TO SOLVE GENEALOGICAL MYSTERIES
It is New Year’s Eve 1852 and Henry Hydenwel
sits at his desk by candlelight.
He dips his quill in ink and begins to write
his New Year’s resolutions.
No man is truly well-educated unless he learns to spell his name at
least three different ways within the same document. I resolve to give
the appearance of being extremely well-educated in the coming year.
I resolve to see to it that all of my children will have the same names
that my ancestors have used for six generations in a row.
My age is no one’s business but my own. I hereby resolve to never list
the same age or birth year twice on any document.
I resolve to have each of my children baptized in a different
church—either in a different faith or in a different parish. Every third
child will not be baptized at all or will be baptized by an itinerant
minister who keeps no records.
I resolve to move to a new town, new county, or new state at least once
every ten years—just before those pesky enumerators come around asking
make every attempt to reside in counties and towns where no vital
records are maintained or where the courthouse burns down every few
resolve to join an obscure religious cult that does not believe in
record keeping or in participating in military service.
the tax collector comes to my door, I’ll loan him my pen, which has been
dipped in rapidly fading blue ink.
resolve that if my beloved wife Mary should die, I will marry another
resolve not to make a will. Who needs to spend money on a lawyer?
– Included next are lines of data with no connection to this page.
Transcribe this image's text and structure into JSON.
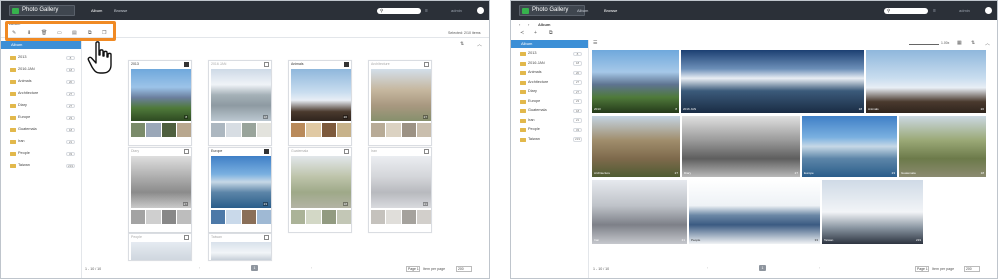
{
  "app": {
    "title": "Photo Gallery",
    "nav": [
      "Album",
      "Browse"
    ],
    "user": "admin"
  },
  "left": {
    "crumb": "Album",
    "selected_info": "Selected: 2/10 items",
    "tools": [
      "edit-icon",
      "download-icon",
      "delete-icon",
      "slideshow-icon",
      "move-icon",
      "copy-icon",
      "duplicate-icon"
    ],
    "side_head": "Album",
    "sidebar_items": [
      {
        "label": "2013",
        "count": "8"
      },
      {
        "label": "2016 JAN",
        "count": "18"
      },
      {
        "label": "Animals",
        "count": "20"
      },
      {
        "label": "Architecture",
        "count": "27"
      },
      {
        "label": "Diary",
        "count": "27"
      },
      {
        "label": "Europe",
        "count": "23"
      },
      {
        "label": "Guatemala",
        "count": "18"
      },
      {
        "label": "Iran",
        "count": "21"
      },
      {
        "label": "People",
        "count": "33"
      },
      {
        "label": "Taiwan",
        "count": "219"
      }
    ],
    "albums": [
      {
        "name": "2013",
        "checked": true,
        "count": "8"
      },
      {
        "name": "2016 JAN",
        "checked": false,
        "count": "18"
      },
      {
        "name": "Animals",
        "checked": true,
        "count": "20"
      },
      {
        "name": "Architecture",
        "checked": false,
        "count": "27"
      },
      {
        "name": "Diary",
        "checked": false,
        "count": "27"
      },
      {
        "name": "Europe",
        "checked": true,
        "count": "23"
      },
      {
        "name": "Guatemala",
        "checked": false,
        "count": "18"
      },
      {
        "name": "Iran",
        "checked": false,
        "count": "21"
      },
      {
        "name": "People",
        "checked": false,
        "count": "33"
      },
      {
        "name": "Taiwan",
        "checked": false,
        "count": "219"
      }
    ],
    "pager": {
      "range": "1 - 10 / 10",
      "page": "1",
      "page_select": "Page 1",
      "per_page_label": "Item per page",
      "per_page": "200"
    }
  },
  "right": {
    "crumb": "Album",
    "zoom": "1.00x",
    "side_head": "Album",
    "sidebar_items": [
      {
        "label": "2013",
        "count": "8"
      },
      {
        "label": "2016 JAN",
        "count": "18"
      },
      {
        "label": "Animals",
        "count": "20"
      },
      {
        "label": "Architecture",
        "count": "27"
      },
      {
        "label": "Diary",
        "count": "27"
      },
      {
        "label": "Europe",
        "count": "23"
      },
      {
        "label": "Guatemala",
        "count": "18"
      },
      {
        "label": "Iran",
        "count": "21"
      },
      {
        "label": "People",
        "count": "33"
      },
      {
        "label": "Taiwan",
        "count": "219"
      }
    ],
    "tiles": [
      {
        "name": "2013",
        "count": "8"
      },
      {
        "name": "2016 JAN",
        "count": "18"
      },
      {
        "name": "Animals",
        "count": "20"
      },
      {
        "name": "Architecture",
        "count": "27"
      },
      {
        "name": "Diary",
        "count": "27"
      },
      {
        "name": "Europe",
        "count": "23"
      },
      {
        "name": "Guatemala",
        "count": "18"
      },
      {
        "name": "Iran",
        "count": "21"
      },
      {
        "name": "People",
        "count": "33"
      },
      {
        "name": "Taiwan",
        "count": "219"
      }
    ],
    "pager": {
      "range": "1 - 10 / 10",
      "page": "1",
      "page_select": "Page 1",
      "per_page_label": "Item per page",
      "per_page": "200"
    }
  },
  "colors": {
    "topbar": "#2b3038",
    "accent": "#3c8fd6",
    "highlight": "#f08a24",
    "folder": "#e2b84b"
  }
}
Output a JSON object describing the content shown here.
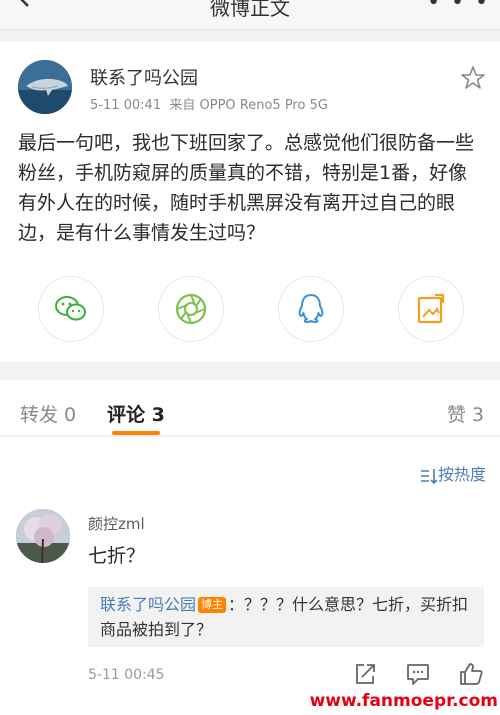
{
  "nav": {
    "title": "微博正文",
    "back_icon": "back-arrow-icon",
    "more_icon": "more-icon"
  },
  "post": {
    "username": "联系了吗公园",
    "timestamp": "5-11 00:41",
    "source": "来自 OPPO Reno5 Pro 5G",
    "text": "最后一句吧，我也下班回家了。总感觉他们很防备一些粉丝，手机防窥屏的质量真的不错，特别是1番，好像有外人在的时候，随时手机黑屏没有离开过自己的眼边，是有什么事情发生过吗？",
    "share_icons": [
      "wechat-icon",
      "moments-icon",
      "qq-icon",
      "screenshot-share-icon"
    ]
  },
  "tabs": {
    "repost": "转发 0",
    "comments": "评论 3",
    "likes": "赞 3"
  },
  "comments": {
    "sort_label": "按热度",
    "items": [
      {
        "user": "颜控zml",
        "text": "七折？",
        "reply": {
          "user": "联系了吗公园",
          "badge": "博主",
          "text": "：？？？什么意思？七折，买折扣商品被拍到了？"
        },
        "time": "5-11 00:45"
      }
    ]
  },
  "watermark": "www.fanmoepr.com",
  "colors": {
    "accent": "#ff8200",
    "link": "#4a7fb5",
    "wechat": "#3cb034",
    "moments": "#7cc24a",
    "qq": "#3d8fd6",
    "watermark": "#e60012"
  }
}
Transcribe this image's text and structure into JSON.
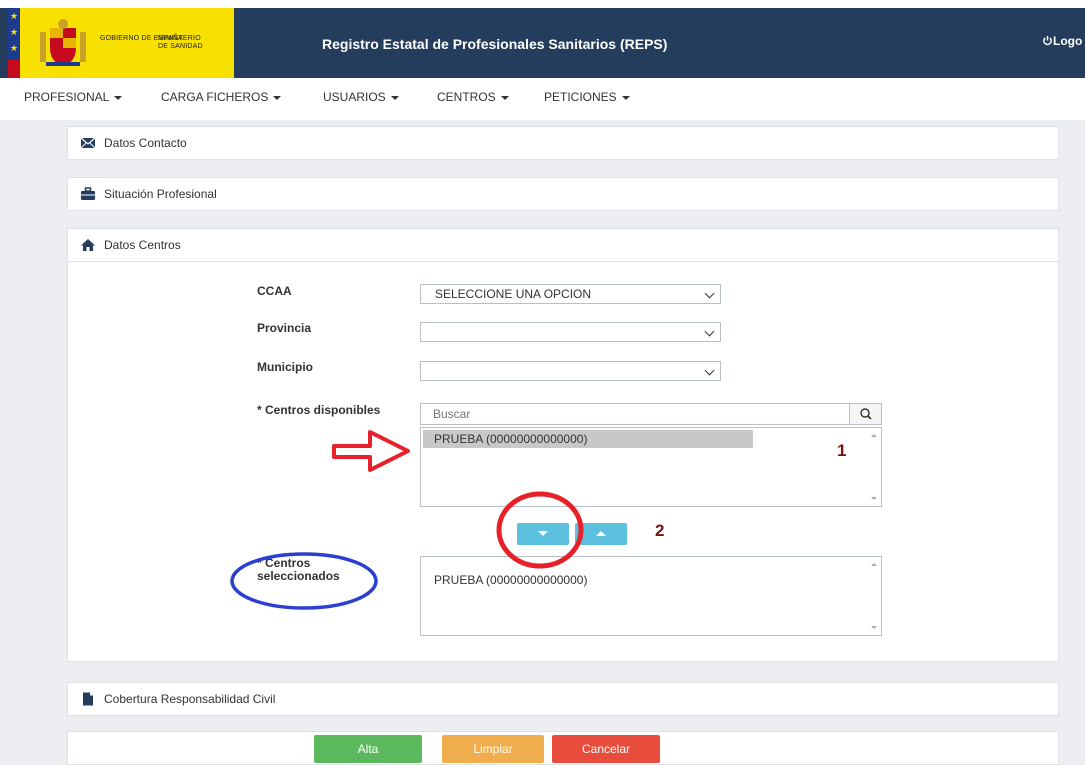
{
  "header": {
    "logo_gobierno": "GOBIERNO DE ESPAÑA",
    "logo_ministerio": "MINISTERIO DE SANIDAD",
    "title": "Registro Estatal de Profesionales Sanitarios (REPS)",
    "logout_label": "Logo"
  },
  "nav": {
    "items": [
      "PROFESIONAL",
      "CARGA FICHEROS",
      "USUARIOS",
      "CENTROS",
      "PETICIONES"
    ]
  },
  "sections": {
    "contacto": "Datos Contacto",
    "situacion": "Situación Profesional",
    "centros": "Datos Centros",
    "cobertura": "Cobertura Responsabilidad Civil"
  },
  "form": {
    "ccaa_label": "CCAA",
    "ccaa_value": "SELECCIONE UNA OPCION",
    "provincia_label": "Provincia",
    "provincia_value": "",
    "municipio_label": "Municipio",
    "municipio_value": "",
    "disponibles_label": "* Centros disponibles",
    "search_placeholder": "Buscar",
    "disponibles": [
      "PRUEBA (00000000000000)"
    ],
    "seleccionados_label": "* Centros seleccionados",
    "seleccionados": [
      "PRUEBA (00000000000000)"
    ]
  },
  "annotations": {
    "step1": "1",
    "step2": "2",
    "arrow_color": "#e8202a",
    "circle_red": "#e8202a",
    "circle_blue": "#2b3fd0"
  },
  "actions": {
    "alta": "Alta",
    "limpiar": "Limpiar",
    "cancelar": "Cancelar"
  },
  "colors": {
    "header_bg": "#243d5c",
    "logo_yellow": "#f8e000",
    "move_button": "#5bc0de",
    "alta": "#5cb85c",
    "limpiar": "#f0ad4e",
    "cancelar": "#e74c3c"
  }
}
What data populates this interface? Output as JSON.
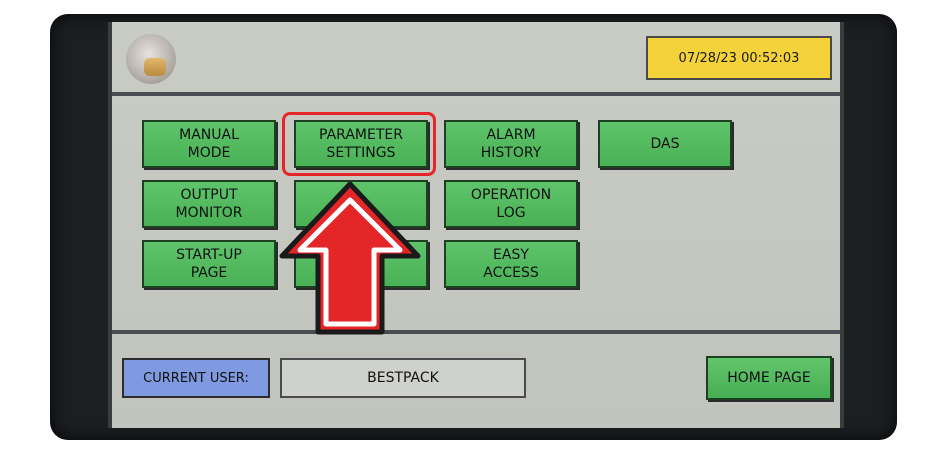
{
  "header": {
    "datetime": "07/28/23 00:52:03"
  },
  "menu": {
    "manual_mode": "MANUAL\nMODE",
    "parameter_settings": "PARAMETER\nSETTINGS",
    "alarm_history": "ALARM\nHISTORY",
    "das": "DAS",
    "output_monitor": "OUTPUT\nMONITOR",
    "operation_log": "OPERATION\nLOG",
    "startup_page": "START-UP\nPAGE",
    "easy_access": "EASY\nACCESS"
  },
  "footer": {
    "current_user_label": "CURRENT USER:",
    "current_user_value": "BESTPACK",
    "home_page": "HOME PAGE"
  },
  "colors": {
    "button_green": "#52b85f",
    "datetime_yellow": "#f4d23a",
    "user_label_blue": "#7f9ae0",
    "highlight_red": "#e52629"
  }
}
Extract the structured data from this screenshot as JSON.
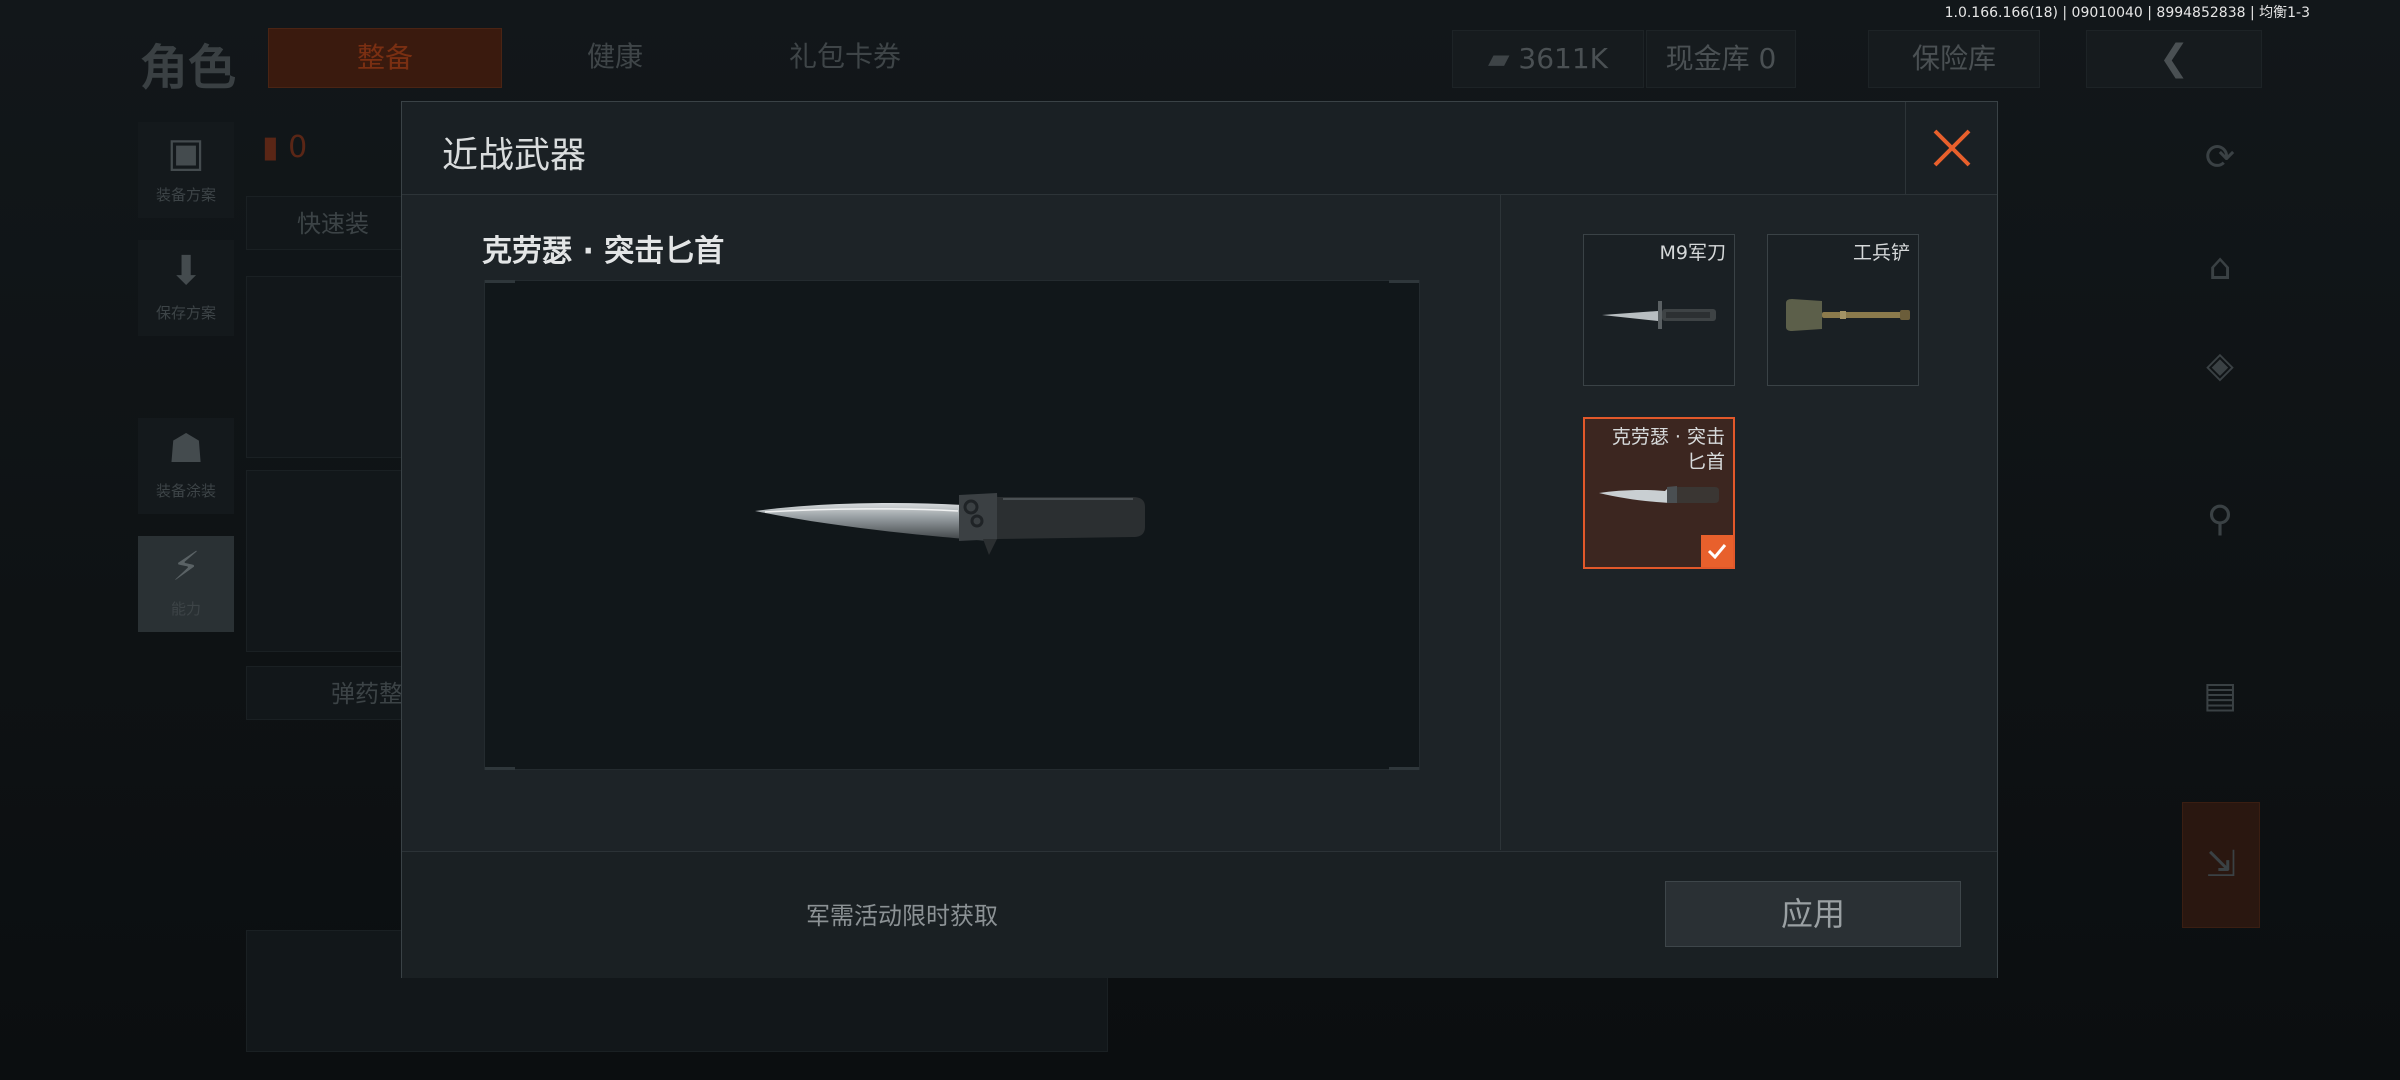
{
  "version_info": "1.0.166.166(18) | 09010040 | 8994852838 | 均衡1-3",
  "background": {
    "page_title": "角色",
    "tabs": [
      "整备",
      "健康",
      "礼包卡券"
    ],
    "currency_amount": "3611K",
    "cash_vault": "现金库 0",
    "safe_vault": "保险库",
    "side_items": [
      "装备方案",
      "保存方案",
      "装备涂装",
      "能力"
    ],
    "quick_equip": "快速装",
    "ammo_label": "弹药整",
    "armor_count": "0"
  },
  "modal": {
    "title": "近战武器",
    "selected_item_name": "克劳瑟 · 突击匕首",
    "footer_note": "军需活动限时获取",
    "apply_label": "应用",
    "weapons": [
      {
        "name": "M9军刀",
        "icon": "bayonet-icon",
        "selected": false
      },
      {
        "name": "工兵铲",
        "icon": "shovel-icon",
        "selected": false
      },
      {
        "name": "克劳瑟 · 突击\n匕首",
        "icon": "combat-knife-icon",
        "selected": true
      }
    ]
  },
  "colors": {
    "accent": "#e8602c",
    "modal_bg": "#1d2327",
    "preview_bg": "#11171a"
  }
}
‘Trees & Twigs’ by
American/Schleswig-Holstein Heritage Society / ASHHS Newsletter – Volume 19
– No. 1 Page 11